→ **Your assignment**
Among the entries, which lines carry the string "this"? Copy every one.

→ **Records for the task**
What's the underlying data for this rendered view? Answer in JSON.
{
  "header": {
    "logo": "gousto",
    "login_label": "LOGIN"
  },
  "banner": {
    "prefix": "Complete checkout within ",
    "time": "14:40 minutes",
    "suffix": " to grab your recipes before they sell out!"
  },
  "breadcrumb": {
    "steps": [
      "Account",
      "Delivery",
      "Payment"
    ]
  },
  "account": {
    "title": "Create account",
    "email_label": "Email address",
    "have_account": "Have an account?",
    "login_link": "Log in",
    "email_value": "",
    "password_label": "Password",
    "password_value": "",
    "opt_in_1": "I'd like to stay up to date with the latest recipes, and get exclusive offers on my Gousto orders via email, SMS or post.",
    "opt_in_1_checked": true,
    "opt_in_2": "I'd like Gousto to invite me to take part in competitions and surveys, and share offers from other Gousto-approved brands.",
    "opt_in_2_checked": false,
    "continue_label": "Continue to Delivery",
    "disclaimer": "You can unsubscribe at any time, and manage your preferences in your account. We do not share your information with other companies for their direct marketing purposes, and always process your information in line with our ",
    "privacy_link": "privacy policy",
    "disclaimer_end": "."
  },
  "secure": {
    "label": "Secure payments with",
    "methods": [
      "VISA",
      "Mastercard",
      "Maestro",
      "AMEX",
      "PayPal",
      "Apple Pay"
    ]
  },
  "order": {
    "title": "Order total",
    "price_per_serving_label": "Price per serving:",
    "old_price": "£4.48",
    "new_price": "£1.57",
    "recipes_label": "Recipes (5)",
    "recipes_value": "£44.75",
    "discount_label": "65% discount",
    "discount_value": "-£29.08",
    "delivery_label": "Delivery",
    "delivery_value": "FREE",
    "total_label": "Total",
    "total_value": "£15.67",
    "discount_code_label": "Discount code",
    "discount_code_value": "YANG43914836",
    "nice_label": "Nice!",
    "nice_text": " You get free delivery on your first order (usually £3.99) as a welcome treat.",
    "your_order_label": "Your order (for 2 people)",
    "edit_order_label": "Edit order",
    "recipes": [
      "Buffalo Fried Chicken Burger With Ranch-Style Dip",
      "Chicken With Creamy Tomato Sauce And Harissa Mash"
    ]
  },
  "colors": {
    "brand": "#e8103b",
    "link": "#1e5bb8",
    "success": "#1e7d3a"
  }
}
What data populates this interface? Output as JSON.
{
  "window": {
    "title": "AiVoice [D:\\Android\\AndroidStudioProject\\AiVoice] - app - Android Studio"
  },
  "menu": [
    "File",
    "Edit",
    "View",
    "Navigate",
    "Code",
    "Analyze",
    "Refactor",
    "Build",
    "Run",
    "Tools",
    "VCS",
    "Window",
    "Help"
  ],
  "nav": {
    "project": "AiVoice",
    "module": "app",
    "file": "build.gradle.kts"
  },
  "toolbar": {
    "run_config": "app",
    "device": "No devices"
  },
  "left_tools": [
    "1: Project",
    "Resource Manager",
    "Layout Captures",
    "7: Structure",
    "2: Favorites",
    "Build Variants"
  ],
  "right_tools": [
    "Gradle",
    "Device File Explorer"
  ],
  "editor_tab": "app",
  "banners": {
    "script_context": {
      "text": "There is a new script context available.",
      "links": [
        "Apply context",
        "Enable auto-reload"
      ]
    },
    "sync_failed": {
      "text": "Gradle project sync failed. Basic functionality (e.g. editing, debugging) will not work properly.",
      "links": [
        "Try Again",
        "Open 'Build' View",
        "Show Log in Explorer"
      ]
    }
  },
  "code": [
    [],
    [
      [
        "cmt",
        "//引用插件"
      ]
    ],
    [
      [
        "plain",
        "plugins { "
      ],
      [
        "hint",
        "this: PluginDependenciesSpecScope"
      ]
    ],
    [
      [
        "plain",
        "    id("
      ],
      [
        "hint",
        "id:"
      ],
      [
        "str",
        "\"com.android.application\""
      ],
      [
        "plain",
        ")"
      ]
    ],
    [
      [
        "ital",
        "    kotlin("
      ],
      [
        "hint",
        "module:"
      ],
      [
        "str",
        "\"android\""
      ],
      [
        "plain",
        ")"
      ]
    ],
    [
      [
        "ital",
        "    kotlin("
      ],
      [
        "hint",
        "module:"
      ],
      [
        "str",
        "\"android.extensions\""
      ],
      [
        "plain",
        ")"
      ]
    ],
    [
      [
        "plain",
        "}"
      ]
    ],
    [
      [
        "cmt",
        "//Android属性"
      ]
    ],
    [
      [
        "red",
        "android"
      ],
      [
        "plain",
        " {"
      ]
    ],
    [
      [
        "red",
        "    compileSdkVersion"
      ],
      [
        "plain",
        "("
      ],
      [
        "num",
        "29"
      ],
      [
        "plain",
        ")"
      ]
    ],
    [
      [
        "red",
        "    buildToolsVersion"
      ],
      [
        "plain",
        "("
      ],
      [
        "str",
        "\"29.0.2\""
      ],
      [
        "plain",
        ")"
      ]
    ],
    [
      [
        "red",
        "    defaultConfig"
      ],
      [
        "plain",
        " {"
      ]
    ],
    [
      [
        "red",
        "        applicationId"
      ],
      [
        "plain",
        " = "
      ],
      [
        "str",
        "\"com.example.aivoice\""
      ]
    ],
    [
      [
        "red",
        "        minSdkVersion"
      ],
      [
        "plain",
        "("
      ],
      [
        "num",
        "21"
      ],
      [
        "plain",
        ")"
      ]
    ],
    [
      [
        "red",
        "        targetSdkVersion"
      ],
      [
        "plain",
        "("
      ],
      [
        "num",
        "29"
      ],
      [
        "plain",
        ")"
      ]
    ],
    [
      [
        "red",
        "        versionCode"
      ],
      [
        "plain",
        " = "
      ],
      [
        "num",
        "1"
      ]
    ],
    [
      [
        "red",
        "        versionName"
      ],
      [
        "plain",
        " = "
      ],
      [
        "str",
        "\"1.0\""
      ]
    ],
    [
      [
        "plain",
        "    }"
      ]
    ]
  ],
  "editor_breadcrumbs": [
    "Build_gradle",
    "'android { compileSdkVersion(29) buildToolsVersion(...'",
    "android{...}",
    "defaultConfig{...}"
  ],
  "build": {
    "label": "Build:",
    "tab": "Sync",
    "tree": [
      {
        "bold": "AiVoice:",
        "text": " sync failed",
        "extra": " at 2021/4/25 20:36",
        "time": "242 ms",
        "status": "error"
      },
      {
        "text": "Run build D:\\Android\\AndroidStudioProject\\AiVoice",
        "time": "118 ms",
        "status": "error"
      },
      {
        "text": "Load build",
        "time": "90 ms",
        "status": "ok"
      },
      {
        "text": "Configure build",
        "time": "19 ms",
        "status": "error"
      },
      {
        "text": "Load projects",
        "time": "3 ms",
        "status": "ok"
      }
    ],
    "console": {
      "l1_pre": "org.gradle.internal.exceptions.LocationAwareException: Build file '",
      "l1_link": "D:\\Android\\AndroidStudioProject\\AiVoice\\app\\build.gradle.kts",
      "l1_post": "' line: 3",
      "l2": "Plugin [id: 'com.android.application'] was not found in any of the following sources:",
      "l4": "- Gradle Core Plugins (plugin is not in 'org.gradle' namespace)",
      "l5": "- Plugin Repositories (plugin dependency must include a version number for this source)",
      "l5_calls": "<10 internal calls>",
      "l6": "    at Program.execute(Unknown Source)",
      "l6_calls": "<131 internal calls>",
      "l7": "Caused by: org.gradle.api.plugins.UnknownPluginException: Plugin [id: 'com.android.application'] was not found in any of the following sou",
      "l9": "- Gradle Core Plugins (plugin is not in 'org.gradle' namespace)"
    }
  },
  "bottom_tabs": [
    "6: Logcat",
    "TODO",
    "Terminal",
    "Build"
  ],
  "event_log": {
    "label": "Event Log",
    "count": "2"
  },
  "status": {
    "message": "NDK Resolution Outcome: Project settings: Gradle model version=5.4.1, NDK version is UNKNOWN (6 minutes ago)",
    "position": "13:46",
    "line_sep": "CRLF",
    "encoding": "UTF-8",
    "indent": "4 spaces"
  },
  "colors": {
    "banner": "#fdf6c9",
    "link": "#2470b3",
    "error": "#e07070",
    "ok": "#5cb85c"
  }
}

→ **Finished task**
What's the underlying data for this rendered view? Answer in JSON.
What data populates this interface? Output as JSON.
        "this: PluginDependenciesSpecScope"
      "l5": "- Plugin Repositories (plugin dependency must include a version number for this source)",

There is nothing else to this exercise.